Brief: The whole listing below should be output again, word for word.

Data section:
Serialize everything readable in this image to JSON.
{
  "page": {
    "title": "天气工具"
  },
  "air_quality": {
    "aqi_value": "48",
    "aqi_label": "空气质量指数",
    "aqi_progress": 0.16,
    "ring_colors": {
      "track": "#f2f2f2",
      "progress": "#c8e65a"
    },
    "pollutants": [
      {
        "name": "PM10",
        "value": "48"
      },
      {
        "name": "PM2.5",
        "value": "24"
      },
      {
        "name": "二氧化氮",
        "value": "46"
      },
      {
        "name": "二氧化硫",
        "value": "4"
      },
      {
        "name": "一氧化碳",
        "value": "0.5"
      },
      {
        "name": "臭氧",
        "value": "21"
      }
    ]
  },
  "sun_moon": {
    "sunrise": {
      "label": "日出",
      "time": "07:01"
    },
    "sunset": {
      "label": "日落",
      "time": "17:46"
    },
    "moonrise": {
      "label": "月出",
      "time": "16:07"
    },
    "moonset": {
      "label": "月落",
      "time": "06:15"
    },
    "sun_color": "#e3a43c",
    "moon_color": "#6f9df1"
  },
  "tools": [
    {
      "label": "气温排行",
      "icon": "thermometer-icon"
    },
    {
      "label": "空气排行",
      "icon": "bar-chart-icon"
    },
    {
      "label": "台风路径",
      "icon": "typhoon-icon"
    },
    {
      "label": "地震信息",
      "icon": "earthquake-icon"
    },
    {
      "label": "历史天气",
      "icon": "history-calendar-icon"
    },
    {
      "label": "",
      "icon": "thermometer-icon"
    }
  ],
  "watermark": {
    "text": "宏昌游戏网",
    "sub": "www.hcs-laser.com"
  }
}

Reply to the task:
Serialize everything readable in this image to JSON.
{
  "page": {
    "title": "天气工具"
  },
  "air_quality": {
    "aqi_value": "48",
    "aqi_label": "空气质量指数",
    "aqi_progress": 0.16,
    "ring_colors": {
      "track": "#f2f2f2",
      "progress": "#c8e65a"
    },
    "pollutants": [
      {
        "name": "PM10",
        "value": "48"
      },
      {
        "name": "PM2.5",
        "value": "24"
      },
      {
        "name": "二氧化氮",
        "value": "46"
      },
      {
        "name": "二氧化硫",
        "value": "4"
      },
      {
        "name": "一氧化碳",
        "value": "0.5"
      },
      {
        "name": "臭氧",
        "value": "21"
      }
    ]
  },
  "sun_moon": {
    "sunrise": {
      "label": "日出",
      "time": "07:01"
    },
    "sunset": {
      "label": "日落",
      "time": "17:46"
    },
    "moonrise": {
      "label": "月出",
      "time": "16:07"
    },
    "moonset": {
      "label": "月落",
      "time": "06:15"
    },
    "sun_color": "#e3a43c",
    "moon_color": "#6f9df1"
  },
  "tools": [
    {
      "label": "气温排行",
      "icon": "thermometer-icon"
    },
    {
      "label": "空气排行",
      "icon": "bar-chart-icon"
    },
    {
      "label": "台风路径",
      "icon": "typhoon-icon"
    },
    {
      "label": "地震信息",
      "icon": "earthquake-icon"
    },
    {
      "label": "历史天气",
      "icon": "history-calendar-icon"
    },
    {
      "label": "",
      "icon": "thermometer-icon"
    }
  ],
  "watermark": {
    "text": "宏昌游戏网",
    "sub": "www.hcs-laser.com"
  }
}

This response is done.